Top of SUPPLIED RECORDS
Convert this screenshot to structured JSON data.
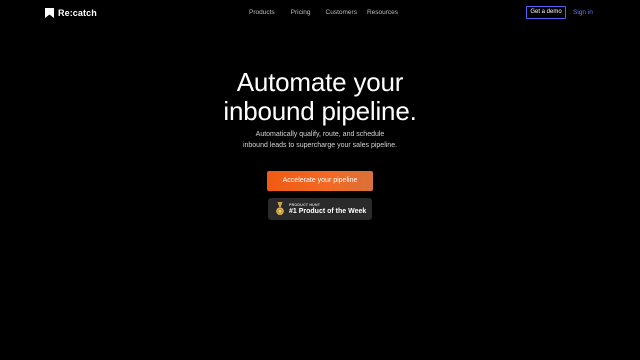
{
  "header": {
    "logo_text": "Re:catch",
    "nav": [
      "Products",
      "Pricing",
      "Customers",
      "Resources"
    ],
    "demo_label": "Get a demo",
    "signin_label": "Sign in"
  },
  "hero": {
    "title_lines": [
      "Automate your",
      "inbound pipeline."
    ],
    "subtitle_lines": [
      "Automatically qualify, route, and schedule",
      "inbound leads to supercharge your sales pipeline."
    ],
    "cta_label": "Accelerate your pipeline"
  },
  "badge": {
    "small_text": "PRODUCT HUNT",
    "big_text": "#1 Product of the Week",
    "icon": "medal-icon"
  },
  "colors": {
    "background": "#000000",
    "accent_orange": "#f05a14",
    "accent_blue": "#4f5ff7",
    "badge_bg": "#2a2a2a"
  }
}
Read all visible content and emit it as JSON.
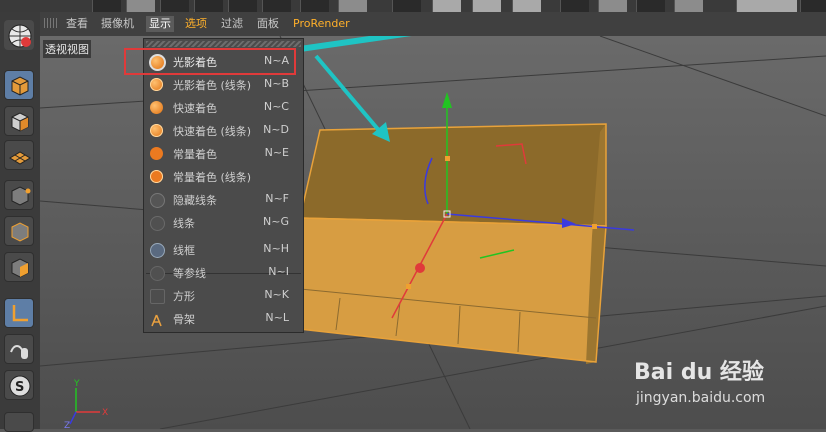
{
  "menubar": {
    "items": [
      {
        "label": "查看"
      },
      {
        "label": "摄像机"
      },
      {
        "label": "显示",
        "active": true
      },
      {
        "label": "选项"
      },
      {
        "label": "过滤"
      },
      {
        "label": "面板"
      },
      {
        "label": "ProRender"
      }
    ]
  },
  "viewport": {
    "title": "透视视图"
  },
  "axes": {
    "x": "X",
    "y": "Y",
    "z": "Z"
  },
  "display_menu": {
    "items": [
      {
        "label": "光影着色",
        "shortcut": "N~A",
        "icon": "shaded-sphere-icon",
        "highlighted": true
      },
      {
        "label": "光影着色 (线条)",
        "shortcut": "N~B",
        "icon": "shaded-lines-sphere-icon"
      },
      {
        "label": "快速着色",
        "shortcut": "N~C",
        "icon": "quick-shade-sphere-icon"
      },
      {
        "label": "快速着色 (线条)",
        "shortcut": "N~D",
        "icon": "quick-shade-lines-sphere-icon"
      },
      {
        "label": "常量着色",
        "shortcut": "N~E",
        "icon": "constant-shade-sphere-icon"
      },
      {
        "label": "常量着色 (线条)",
        "shortcut": "",
        "icon": "constant-shade-lines-sphere-icon"
      },
      {
        "label": "隐藏线条",
        "shortcut": "N~F",
        "icon": "hidden-line-sphere-icon"
      },
      {
        "label": "线条",
        "shortcut": "N~G",
        "icon": "lines-sphere-icon"
      },
      {
        "label": "线框",
        "shortcut": "N~H",
        "icon": "wireframe-sphere-icon"
      },
      {
        "label": "等参线",
        "shortcut": "N~I",
        "icon": "isoparm-sphere-icon"
      },
      {
        "label": "方形",
        "shortcut": "N~K",
        "icon": "box-icon"
      },
      {
        "label": "骨架",
        "shortcut": "N~L",
        "icon": "skeleton-icon"
      }
    ]
  },
  "watermark": {
    "logo": "Bai du 经验",
    "url": "jingyan.baidu.com"
  },
  "colors": {
    "accent_orange": "#ffb02a",
    "highlight_red": "#e03a3a",
    "arrow_teal": "#1fc4c4",
    "object_orange": "#d49a3c"
  }
}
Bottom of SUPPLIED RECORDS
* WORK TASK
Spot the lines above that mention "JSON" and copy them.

* RESPONSE BELOW
Convert this screenshot to structured JSON data.
Read all visible content and emit it as JSON.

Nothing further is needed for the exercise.